On October 29, 1981, 12-year-old Tina Marie Harmon went missing from the small rural Ohio town of Creston. Harmon had been on her way home from buying ice cream at the local grocery store when she disappeared. Five days later, her body was found in a neighboring county. She had been sexually assaulted and strangled.
Three months later, two white men, Ernest Holbrook Jr., age 19, and Herman Ray Rucker, age 26, were charged in Tina Harmon’s rape and murder. There was no physical evidence linking either man to the crime, and both men passed lie detector tests. Holbrook was at his sister’s wedding the weekend of the abduction, but police were convinced that Holbrook and Rucker were the perpetrators based on the testimony of two witnesses. Holbrook’s cousin, Curtis Maynard, and his acquaintance, Susan Sigler, claimed that after a night of drinking at Sigler’s house, Rucker had confessed to them that he and Holbrook had killed a little girl who had resisted their sexual advances.
Rucker was convicted and sentenced to life in prison on June 9, 1982. Two months later, Holbrook was convicted and given a life sentence as well. Holbrook wept as he was led away from his wife and one-month-old son.
Soon after Holbrook and Rucker were convicted, the reliability of one of the two witnesses against them, Susan Sigler, was called into question when she was convicted of filing a false rape claim. Sigler was also discovered to have lied on her marriage license, claiming she had had one prior husband, who was deceased, when she actually had four living ex-husbands.
The other witness against Holbrook and Rucker, Curtis Maynard, who was mentally impaired, recanted his testimony, claiming he had been pressured by Stark County detectives who had used Maynard’s probation for past felony convictions as leverage. Following Maynard’s recantation, Rucker was granted a new trial. He was acquitted by a jury on June 16, 1983. Holbrook sought a new trial but his requests were repeatedly denied, and he remained in prison.
However, in April 1984, Robert A. Buell, a former employee of the City of Akron planning department, was convicted of the abduction and killing of 11-year-old Krista Lea Harrison. This crime closely resembled the killing of Tina Harmon and occurred in a neighboring town. Identical rust-colored carpet fibers of an uncommon type were found on the bodies of both girls. The manufacturer of the carpet confirmed that, in Ohio, they had only sold enough of that particular carpet for a few homes. Identical carpet was found in Robert Buell’s van.
Holbrook’s conviction was set aside and the charges against him were dismissed on May 4, 1984. He was released after spending over two years in prison. Curtis Maynard was convicted of perjury for his false testimony in Rucker’s trial and spent thirteen months in prison.

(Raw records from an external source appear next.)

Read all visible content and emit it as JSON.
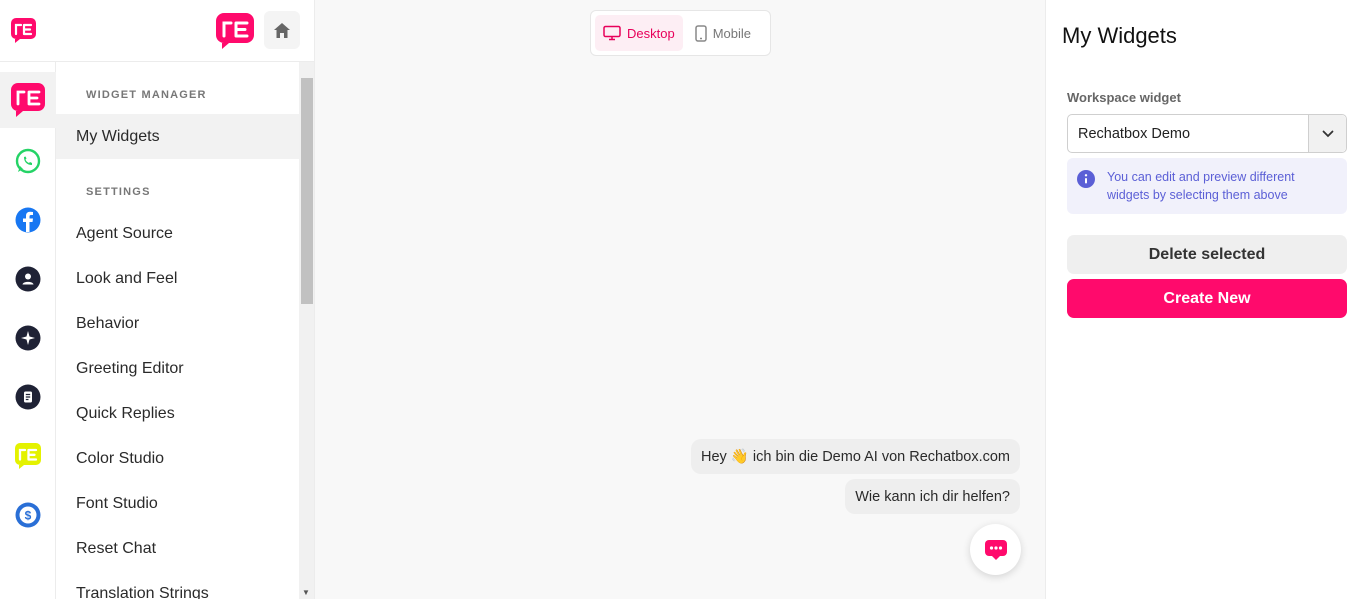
{
  "header": {
    "logo_icon": "rechatbox-logo-icon",
    "home_icon": "home-icon"
  },
  "rail": {
    "items": [
      {
        "icon": "rechatbox-logo-icon",
        "color": "#ff0a6c"
      },
      {
        "icon": "whatsapp-icon",
        "color": "#25d366"
      },
      {
        "icon": "facebook-icon",
        "color": "#1877f2"
      },
      {
        "icon": "user-circle-icon",
        "color": "#1f2235"
      },
      {
        "icon": "sparkle-icon",
        "color": "#1f2235"
      },
      {
        "icon": "document-icon",
        "color": "#1f2235"
      },
      {
        "icon": "rechatbox-logo-icon",
        "color": "#e4f200"
      },
      {
        "icon": "dollar-icon",
        "color": "#2a6fd6"
      }
    ]
  },
  "menu": {
    "widget_manager_label": "WIDGET MANAGER",
    "settings_label": "SETTINGS",
    "items": [
      {
        "label": "My Widgets"
      },
      {
        "label": "Agent Source"
      },
      {
        "label": "Look and Feel"
      },
      {
        "label": "Behavior"
      },
      {
        "label": "Greeting Editor"
      },
      {
        "label": "Quick Replies"
      },
      {
        "label": "Color Studio"
      },
      {
        "label": "Font Studio"
      },
      {
        "label": "Reset Chat"
      },
      {
        "label": "Translation Strings"
      }
    ]
  },
  "preview": {
    "desktop_label": "Desktop",
    "mobile_label": "Mobile",
    "messages": [
      "Hey 👋 ich bin die Demo AI von Rechatbox.com",
      "Wie kann ich dir helfen?"
    ]
  },
  "panel": {
    "title": "My Widgets",
    "workspace_label": "Workspace widget",
    "selected_widget": "Rechatbox Demo",
    "info_text": "You can edit and preview different widgets by selecting them above",
    "delete_label": "Delete selected",
    "create_label": "Create New"
  },
  "colors": {
    "brand": "#ff0a6c",
    "info": "#5b5fd6"
  }
}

- Meghan Barrett Cousino
The National Registry of Exonerations is a project of the Newkirk Center for Science & Society at University of California Irvine, the University of Michigan Law School and Michigan State University College of Law. It was founded in 2012 in conjunction with the Center on Wrongful Convictions at Northwestern University School of Law. The Registry provides detailed information about every known exoneration in the United States since 1989—cases in which a person was wrongly convicted of a crime and later cleared of all the charges based on new evidence of innocence. The Registry also maintains a more limited database of known exonerations prior to 1989.
We welcome new information from any source about exonerations already on our list and about cases not in the Registry that might be exonerations.